This podcast serial takes you through the adventures of a teenage boy and the wisdom of his Grandpa. Mamdu is fifteen and blessed with the company of his grandpa who discusses everything in an enlightened but comprehensible manner. Fictional creativity blends with thought-provoking facts in the background of the scenic countryside of Phoolbun and modern city of Nairangabad
Music icon Amir Khusro, Grandpa and me. Podcast Serial by Valueversity

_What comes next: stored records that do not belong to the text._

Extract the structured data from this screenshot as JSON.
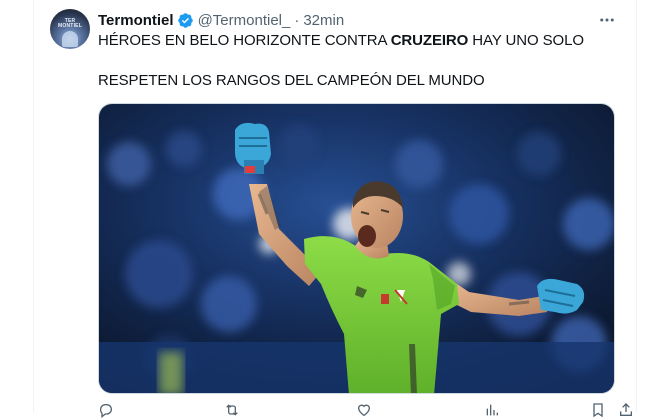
{
  "tweet": {
    "author_name": "Termontiel",
    "handle": "@Termontiel_",
    "separator": "·",
    "time": "32min",
    "text_line1_a": "HÉROES EN BELO HORIZONTE CONTRA ",
    "text_line1_bold": "CRUZEIRO",
    "text_line1_b": " HAY UNO SOLO",
    "text_line2": "RESPETEN LOS RANGOS DEL CAMPEÓN DEL MUNDO",
    "avatar_text": "TER MONTIEL"
  },
  "icons": {
    "verified": "verified-badge-icon",
    "more": "more-options-icon",
    "reply": "reply-icon",
    "retweet": "retweet-icon",
    "like": "heart-icon",
    "views": "views-icon",
    "bookmark": "bookmark-icon",
    "share": "share-icon"
  },
  "colors": {
    "brand_blue": "#1d9bf0",
    "text": "#0f1419",
    "secondary": "#536471",
    "jersey_green": "#7fd13c"
  }
}
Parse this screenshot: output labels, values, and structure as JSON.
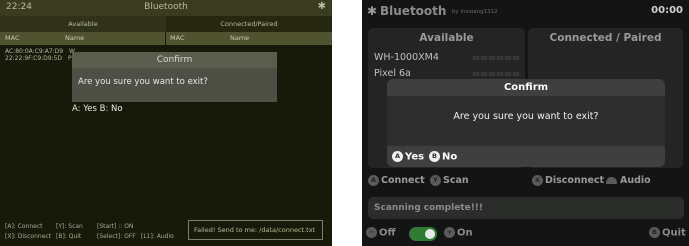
{
  "left": {
    "time": "22:24",
    "title": "Bluetooth",
    "col_available": "Available",
    "col_connected": "Connected/Paired",
    "hdr_mac": "MAC",
    "hdr_name": "Name",
    "hdr_mac2": "MAC",
    "hdr_name2": "Name",
    "devices": [
      {
        "mac": "AC:80:0A:C9:A7:D9",
        "name": "W"
      },
      {
        "mac": "22:22:9F:C9:D9:5D",
        "name": "Pi"
      }
    ],
    "dialog_title": "Confirm",
    "dialog_text": "Are you sure you want to exit?",
    "dialog_options": "A: Yes   B: No",
    "help": [
      {
        "row": "[A]: Connect",
        "c2": "[Y]: Scan",
        "c3": "[Start] :: ON",
        "c4": ""
      },
      {
        "row": "[X]: Disconnect",
        "c2": "[B]: Quit",
        "c3": "[Select]: OFF",
        "c4": "[L1]: Audio"
      }
    ],
    "status": "Failed! Send to me: /data/connect.txt"
  },
  "right": {
    "title": "Bluetooth",
    "byline": "by insaiang1312",
    "time": "00:00",
    "col_available": "Available",
    "col_connected": "Connected / Paired",
    "devices": [
      {
        "name": "WH-1000XM4",
        "mac": "00:00:00:00:00:00"
      },
      {
        "name": "Pixel 6a",
        "mac": "00:00:00:00:00:00"
      }
    ],
    "dialog_title": "Confirm",
    "dialog_text": "Are you sure you want to exit?",
    "dialog_yes_btn": "A",
    "dialog_yes": "Yes",
    "dialog_no_btn": "B",
    "dialog_no": "No",
    "controls": {
      "a_btn": "A",
      "connect": "Connect",
      "y_btn": "Y",
      "scan": "Scan",
      "x_btn": "X",
      "disconnect": "Disconnect",
      "audio": "Audio"
    },
    "status": "Scanning complete!!!",
    "bottom": {
      "minus_btn": "−",
      "off": "Off",
      "plus_btn": "+",
      "on": "On",
      "b_btn": "B",
      "quit": "Quit"
    },
    "accent_green": "#2f7d33"
  }
}
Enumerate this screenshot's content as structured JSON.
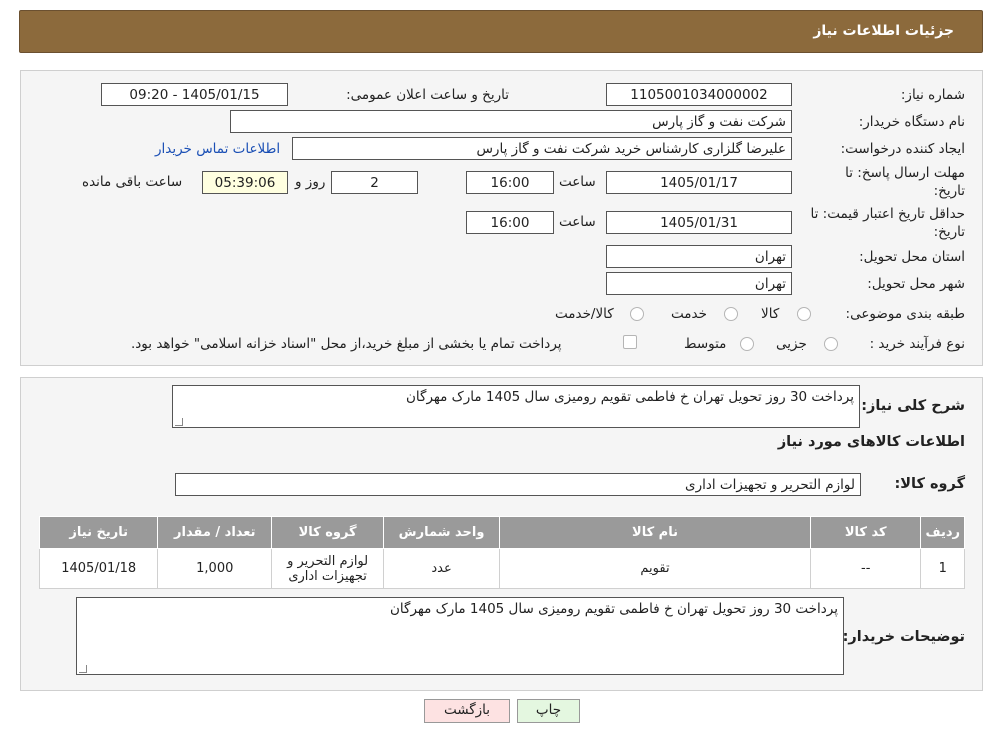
{
  "header": {
    "title": "جزئیات اطلاعات نیاز"
  },
  "form": {
    "need_number_label": "شماره نیاز:",
    "need_number": "1105001034000002",
    "announce_label": "تاریخ و ساعت اعلان عمومی:",
    "announce_value": "1405/01/15 - 09:20",
    "buyer_org_label": "نام دستگاه خریدار:",
    "buyer_org": "شرکت نفت و گاز پارس",
    "creator_label": "ایجاد کننده درخواست:",
    "creator": "علیرضا  گلزاری کارشناس خرید  شرکت نفت و گاز پارس",
    "contact_link": "اطلاعات تماس خریدار",
    "deadline_label_1": "مهلت ارسال پاسخ: تا",
    "deadline_label_2": "تاریخ:",
    "deadline_date": "1405/01/17",
    "time_label": "ساعت",
    "deadline_time": "16:00",
    "days_value": "2",
    "days_label": "روز و",
    "remaining_time": "05:39:06",
    "remaining_label": "ساعت باقی مانده",
    "validity_label_1": "حداقل تاریخ اعتبار قیمت: تا",
    "validity_label_2": "تاریخ:",
    "validity_date": "1405/01/31",
    "validity_time_label": "ساعت",
    "validity_time": "16:00",
    "province_label": "استان محل تحویل:",
    "province": "تهران",
    "city_label": "شهر محل تحویل:",
    "city": "تهران",
    "category_label": "طبقه بندی موضوعی:",
    "category_options": [
      "کالا",
      "خدمت",
      "کالا/خدمت"
    ],
    "purchase_type_label": "نوع فرآیند خرید :",
    "purchase_options": [
      "جزیی",
      "متوسط"
    ],
    "payment_note": "پرداخت تمام یا بخشی از مبلغ خرید،از محل \"اسناد خزانه اسلامی\" خواهد بود."
  },
  "details": {
    "summary_label": "شرح کلی نیاز:",
    "summary": "پرداخت 30 روز تحویل تهران خ فاطمی تقویم رومیزی سال 1405 مارک مهرگان",
    "items_info_title": "اطلاعات کالاهای مورد نیاز",
    "group_label": "گروه کالا:",
    "group_value": "لوازم التحریر و تجهیزات اداری",
    "table": {
      "headers": [
        "ردیف",
        "کد کالا",
        "نام کالا",
        "واحد شمارش",
        "گروه کالا",
        "تعداد / مقدار",
        "تاریخ نیاز"
      ],
      "rows": [
        [
          "1",
          "--",
          "تقویم",
          "عدد",
          "لوازم التحریر و تجهیزات اداری",
          "1,000",
          "1405/01/18"
        ]
      ]
    },
    "buyer_notes_label": "توضیحات خریدار:",
    "buyer_notes": "پرداخت 30 روز تحویل تهران خ فاطمی تقویم رومیزی سال 1405 مارک مهرگان"
  },
  "buttons": {
    "print": "چاپ",
    "back": "بازگشت"
  },
  "colors": {
    "header_bg": "#8c6a3c",
    "link": "#1a4fb5",
    "table_header": "#9a9a9a",
    "back_btn": "#fde2e2",
    "print_btn": "#e4f7e0"
  }
}
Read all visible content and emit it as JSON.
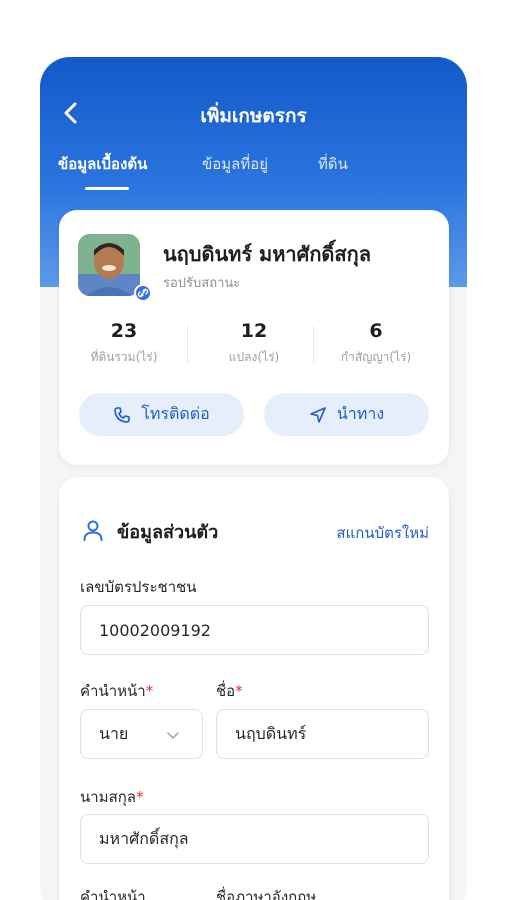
{
  "header": {
    "title": "เพิ่มเกษตรกร",
    "tabs": [
      {
        "label": "ข้อมูลเบื้องต้น",
        "active": true
      },
      {
        "label": "ข้อมูลที่อยู่",
        "active": false
      },
      {
        "label": "ที่ดิน",
        "active": false
      }
    ]
  },
  "profile": {
    "name": "นฤบดินทร์ มหาศักดิ์สกุล",
    "status": "รอปรับสถานะ",
    "stats": [
      {
        "value": "23",
        "label": "ที่ดินรวม(ไร่)"
      },
      {
        "value": "12",
        "label": "แปลง(ไร่)"
      },
      {
        "value": "6",
        "label": "กำสัญญา(ไร่)"
      }
    ],
    "call_label": "โทรติดต่อ",
    "navigate_label": "นำทาง"
  },
  "personal": {
    "section_title": "ข้อมูลส่วนตัว",
    "scan_label": "สแกนบัตรใหม่",
    "id_label": "เลขบัตรประชาชน",
    "id_value": "10002009192",
    "prefix_label": "คำนำหน้า",
    "prefix_value": "นาย",
    "firstname_label": "ชื่อ",
    "firstname_value": "นฤบดินทร์",
    "lastname_label": "นามสกุล",
    "lastname_value": "มหาศักดิ์สกุล",
    "prefix_en_label": "คำนำหน้า",
    "firstname_en_label": "ชื่อภาษาอังกฤษ",
    "required_mark": "*"
  },
  "colors": {
    "brand": "#1359c9",
    "accent_text": "#1f5ec8",
    "required": "#d93232"
  }
}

Uncle Patel and Yani Apa were waiting for us at Nairangabad railway station. Uncle used to be once Grandpa`s student, then his assistant and now a very close friend. Yani Apa is the only daughter and companion he has after the death of his wife a few years back. Our stay is at their residence during this holiday. Though she is seven years older than me and a 4th-year medical student, it did not take long for us to become very close friends. Good looking, well mannered and very well-read. Eyes as bright as stars and smile like a fresh rose. Besides being a medical student, her interest in poetry, literature music and current affairs is immense. Grandpa was staying in the guest room and I was temporarily set up in the study on a sofa bed. This made me so familiar with all of her favourite books stored on the nearby shelf. An excellent selection of nicely organized medical, literary and current affair books. In the opposite corner, a wide low coffee table type thing called Takhat had a pair of the tabla and classical musical instrument sitar on its top. Playing the sitar is Yani Apa\s passion. That evening, while she was gently playing with the strings of sitar casually. I just turned the page of a poetry book and said. How nice this couplet is. Whenever I see the beautiful fingers of my beloved, a melody emerges as if a sitar is played at a remote place. Then I asked Yani Apa. When was the sitar invented? She replied. In the 13th century in the city of Delhi, Amir Khusro was the first one who introduced this musical instrument in the court of King Allauddin Khilji. It may have been modified from an Iranian musical instrument called Sehtar that simply means three strings. And what about tabla? I inquired. She said. Tabla is a modernised form of an ancient Indian drum called Pakhawaj. The credit again goes to Amir Khusro. Playing of sitar and tabla is a kind of conversation between two musical instruments. This combination can create magic. Please tell me more about Amir Khusro? I asked. She Replied. He was born in 1253 in Uttar Pradesh, a province of northern India, and therefore he is sometimes called Khusro Dehlvi. He was a brilliant musician and a scholar at the same time. Nizamuddin Auliya was his spiritual leader. It was an intimate spiritual relationship between Khusro and Nizamuddin. A trendsetter and unquestionably the icon and symbol of Indian subcontinent music. Though he was fluent in Arabic, Persian and Sanskrit but preferred to do his poetry in the local language called Hindavi. He invented the classical musical forms of Khayal and Tarana. He was the one who invented the Sufi form of music called Qavali. Equally successful as a poet, he did tremendous work in ghazal, Masnavi, Qattat, Rubai, and Dobait His musical compositions captured the hearts and minds of ordinary people. Being associated with the court of Delhi, he was and still more popular in Northern India and all over Pakistan, but no doubt he had a universal soul. His riddles, songs, musical compositions, anecdotes and stories are extremely popular amongst common people of Indo Pak. He died in 1325 at the age of 72 and is buried alongside his spiritual guru Nizamuddin..
Written, translated, narrated and produced by Shariq Ali